[Excerpts from an interface dataset]
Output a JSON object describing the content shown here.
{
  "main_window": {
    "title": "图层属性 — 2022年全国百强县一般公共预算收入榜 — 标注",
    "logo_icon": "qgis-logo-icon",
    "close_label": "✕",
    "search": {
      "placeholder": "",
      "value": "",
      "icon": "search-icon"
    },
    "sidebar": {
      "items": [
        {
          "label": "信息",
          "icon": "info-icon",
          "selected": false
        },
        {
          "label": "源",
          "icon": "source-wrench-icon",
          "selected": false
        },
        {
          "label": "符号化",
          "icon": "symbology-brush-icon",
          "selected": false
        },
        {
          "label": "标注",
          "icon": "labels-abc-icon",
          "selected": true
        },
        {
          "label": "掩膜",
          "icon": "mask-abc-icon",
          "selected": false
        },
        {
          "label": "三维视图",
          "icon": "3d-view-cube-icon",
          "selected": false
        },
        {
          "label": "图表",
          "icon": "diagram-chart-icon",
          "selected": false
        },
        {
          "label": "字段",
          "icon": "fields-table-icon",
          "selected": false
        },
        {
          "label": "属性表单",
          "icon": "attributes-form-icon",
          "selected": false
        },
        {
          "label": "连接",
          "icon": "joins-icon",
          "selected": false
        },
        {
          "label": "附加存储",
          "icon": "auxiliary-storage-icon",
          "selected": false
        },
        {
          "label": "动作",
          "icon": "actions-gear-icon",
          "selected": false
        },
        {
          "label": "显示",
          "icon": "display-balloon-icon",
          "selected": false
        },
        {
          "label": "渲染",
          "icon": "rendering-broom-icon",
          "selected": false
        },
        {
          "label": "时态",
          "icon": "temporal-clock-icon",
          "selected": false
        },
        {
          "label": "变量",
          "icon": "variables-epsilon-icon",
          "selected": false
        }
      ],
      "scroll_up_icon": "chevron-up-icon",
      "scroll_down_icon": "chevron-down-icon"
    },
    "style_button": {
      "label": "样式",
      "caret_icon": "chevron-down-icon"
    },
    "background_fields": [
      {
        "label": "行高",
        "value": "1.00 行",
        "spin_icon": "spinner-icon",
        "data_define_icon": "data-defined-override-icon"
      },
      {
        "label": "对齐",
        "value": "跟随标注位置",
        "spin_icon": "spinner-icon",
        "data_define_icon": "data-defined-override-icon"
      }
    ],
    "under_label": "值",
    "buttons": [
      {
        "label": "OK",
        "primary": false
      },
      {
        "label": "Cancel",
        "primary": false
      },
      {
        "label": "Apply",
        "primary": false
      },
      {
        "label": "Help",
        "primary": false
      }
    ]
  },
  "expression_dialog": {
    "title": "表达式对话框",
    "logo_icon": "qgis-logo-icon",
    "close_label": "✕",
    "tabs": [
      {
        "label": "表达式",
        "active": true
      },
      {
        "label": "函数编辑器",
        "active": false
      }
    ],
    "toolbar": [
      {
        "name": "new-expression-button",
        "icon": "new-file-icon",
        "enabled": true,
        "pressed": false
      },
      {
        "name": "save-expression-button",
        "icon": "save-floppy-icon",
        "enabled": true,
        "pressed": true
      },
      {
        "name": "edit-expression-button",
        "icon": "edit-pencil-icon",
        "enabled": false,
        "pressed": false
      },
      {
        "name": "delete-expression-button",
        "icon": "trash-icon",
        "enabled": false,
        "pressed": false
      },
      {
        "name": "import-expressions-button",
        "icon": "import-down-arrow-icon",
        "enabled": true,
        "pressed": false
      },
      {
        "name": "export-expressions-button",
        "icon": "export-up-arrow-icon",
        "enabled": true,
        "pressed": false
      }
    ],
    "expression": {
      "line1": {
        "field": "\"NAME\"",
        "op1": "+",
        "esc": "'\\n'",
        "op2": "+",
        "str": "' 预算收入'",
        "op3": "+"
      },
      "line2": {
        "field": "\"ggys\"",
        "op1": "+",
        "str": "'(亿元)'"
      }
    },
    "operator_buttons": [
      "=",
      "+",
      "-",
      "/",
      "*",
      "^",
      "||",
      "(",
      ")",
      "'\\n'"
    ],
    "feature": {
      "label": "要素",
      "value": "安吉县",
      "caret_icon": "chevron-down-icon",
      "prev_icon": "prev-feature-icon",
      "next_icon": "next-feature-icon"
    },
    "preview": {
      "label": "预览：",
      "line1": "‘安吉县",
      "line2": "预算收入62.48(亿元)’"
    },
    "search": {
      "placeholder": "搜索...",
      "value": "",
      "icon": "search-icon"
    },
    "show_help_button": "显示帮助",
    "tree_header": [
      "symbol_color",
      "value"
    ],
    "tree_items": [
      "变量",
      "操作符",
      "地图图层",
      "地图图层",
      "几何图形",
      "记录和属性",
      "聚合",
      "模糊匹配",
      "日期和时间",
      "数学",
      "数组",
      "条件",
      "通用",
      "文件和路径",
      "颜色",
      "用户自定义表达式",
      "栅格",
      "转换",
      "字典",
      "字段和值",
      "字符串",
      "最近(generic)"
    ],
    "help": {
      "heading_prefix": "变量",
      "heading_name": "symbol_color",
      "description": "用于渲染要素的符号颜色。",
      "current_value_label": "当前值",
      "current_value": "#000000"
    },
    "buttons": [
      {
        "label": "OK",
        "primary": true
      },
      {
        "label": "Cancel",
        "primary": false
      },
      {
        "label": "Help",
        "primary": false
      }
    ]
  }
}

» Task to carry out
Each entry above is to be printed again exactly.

» Response to the exercise
Output a JSON object describing the content shown here.
{
  "main_window": {
    "title": "图层属性 — 2022年全国百强县一般公共预算收入榜 — 标注",
    "logo_icon": "qgis-logo-icon",
    "close_label": "✕",
    "search": {
      "placeholder": "",
      "value": "",
      "icon": "search-icon"
    },
    "sidebar": {
      "items": [
        {
          "label": "信息",
          "icon": "info-icon",
          "selected": false
        },
        {
          "label": "源",
          "icon": "source-wrench-icon",
          "selected": false
        },
        {
          "label": "符号化",
          "icon": "symbology-brush-icon",
          "selected": false
        },
        {
          "label": "标注",
          "icon": "labels-abc-icon",
          "selected": true
        },
        {
          "label": "掩膜",
          "icon": "mask-abc-icon",
          "selected": false
        },
        {
          "label": "三维视图",
          "icon": "3d-view-cube-icon",
          "selected": false
        },
        {
          "label": "图表",
          "icon": "diagram-chart-icon",
          "selected": false
        },
        {
          "label": "字段",
          "icon": "fields-table-icon",
          "selected": false
        },
        {
          "label": "属性表单",
          "icon": "attributes-form-icon",
          "selected": false
        },
        {
          "label": "连接",
          "icon": "joins-icon",
          "selected": false
        },
        {
          "label": "附加存储",
          "icon": "auxiliary-storage-icon",
          "selected": false
        },
        {
          "label": "动作",
          "icon": "actions-gear-icon",
          "selected": false
        },
        {
          "label": "显示",
          "icon": "display-balloon-icon",
          "selected": false
        },
        {
          "label": "渲染",
          "icon": "rendering-broom-icon",
          "selected": false
        },
        {
          "label": "时态",
          "icon": "temporal-clock-icon",
          "selected": false
        },
        {
          "label": "变量",
          "icon": "variables-epsilon-icon",
          "selected": false
        }
      ],
      "scroll_up_icon": "chevron-up-icon",
      "scroll_down_icon": "chevron-down-icon"
    },
    "style_button": {
      "label": "样式",
      "caret_icon": "chevron-down-icon"
    },
    "background_fields": [
      {
        "label": "行高",
        "value": "1.00 行",
        "spin_icon": "spinner-icon",
        "data_define_icon": "data-defined-override-icon"
      },
      {
        "label": "对齐",
        "value": "跟随标注位置",
        "spin_icon": "spinner-icon",
        "data_define_icon": "data-defined-override-icon"
      }
    ],
    "under_label": "值",
    "buttons": [
      {
        "label": "OK",
        "primary": false
      },
      {
        "label": "Cancel",
        "primary": false
      },
      {
        "label": "Apply",
        "primary": false
      },
      {
        "label": "Help",
        "primary": false
      }
    ]
  },
  "expression_dialog": {
    "title": "表达式对话框",
    "logo_icon": "qgis-logo-icon",
    "close_label": "✕",
    "tabs": [
      {
        "label": "表达式",
        "active": true
      },
      {
        "label": "函数编辑器",
        "active": false
      }
    ],
    "toolbar": [
      {
        "name": "new-expression-button",
        "icon": "new-file-icon",
        "enabled": true,
        "pressed": false
      },
      {
        "name": "save-expression-button",
        "icon": "save-floppy-icon",
        "enabled": true,
        "pressed": true
      },
      {
        "name": "edit-expression-button",
        "icon": "edit-pencil-icon",
        "enabled": false,
        "pressed": false
      },
      {
        "name": "delete-expression-button",
        "icon": "trash-icon",
        "enabled": false,
        "pressed": false
      },
      {
        "name": "import-expressions-button",
        "icon": "import-down-arrow-icon",
        "enabled": true,
        "pressed": false
      },
      {
        "name": "export-expressions-button",
        "icon": "export-up-arrow-icon",
        "enabled": true,
        "pressed": false
      }
    ],
    "expression": {
      "line1": {
        "field": "\"NAME\"",
        "op1": "+",
        "esc": "'\\n'",
        "op2": "+",
        "str": "' 预算收入'",
        "op3": "+"
      },
      "line2": {
        "field": "\"ggys\"",
        "op1": "+",
        "str": "'(亿元)'"
      }
    },
    "operator_buttons": [
      "=",
      "+",
      "-",
      "/",
      "*",
      "^",
      "||",
      "(",
      ")",
      "'\\n'"
    ],
    "feature": {
      "label": "要素",
      "value": "安吉县",
      "caret_icon": "chevron-down-icon",
      "prev_icon": "prev-feature-icon",
      "next_icon": "next-feature-icon"
    },
    "preview": {
      "label": "预览：",
      "line1": "‘安吉县",
      "line2": "预算收入62.48(亿元)’"
    },
    "search": {
      "placeholder": "搜索...",
      "value": "",
      "icon": "search-icon"
    },
    "show_help_button": "显示帮助",
    "tree_header": [
      "symbol_color",
      "value"
    ],
    "tree_items": [
      "变量",
      "操作符",
      "地图图层",
      "地图图层",
      "几何图形",
      "记录和属性",
      "聚合",
      "模糊匹配",
      "日期和时间",
      "数学",
      "数组",
      "条件",
      "通用",
      "文件和路径",
      "颜色",
      "用户自定义表达式",
      "栅格",
      "转换",
      "字典",
      "字段和值",
      "字符串",
      "最近(generic)"
    ],
    "help": {
      "heading_prefix": "变量",
      "heading_name": "symbol_color",
      "description": "用于渲染要素的符号颜色。",
      "current_value_label": "当前值",
      "current_value": "#000000"
    },
    "buttons": [
      {
        "label": "OK",
        "primary": true
      },
      {
        "label": "Cancel",
        "primary": false
      },
      {
        "label": "Help",
        "primary": false
      }
    ]
  }
}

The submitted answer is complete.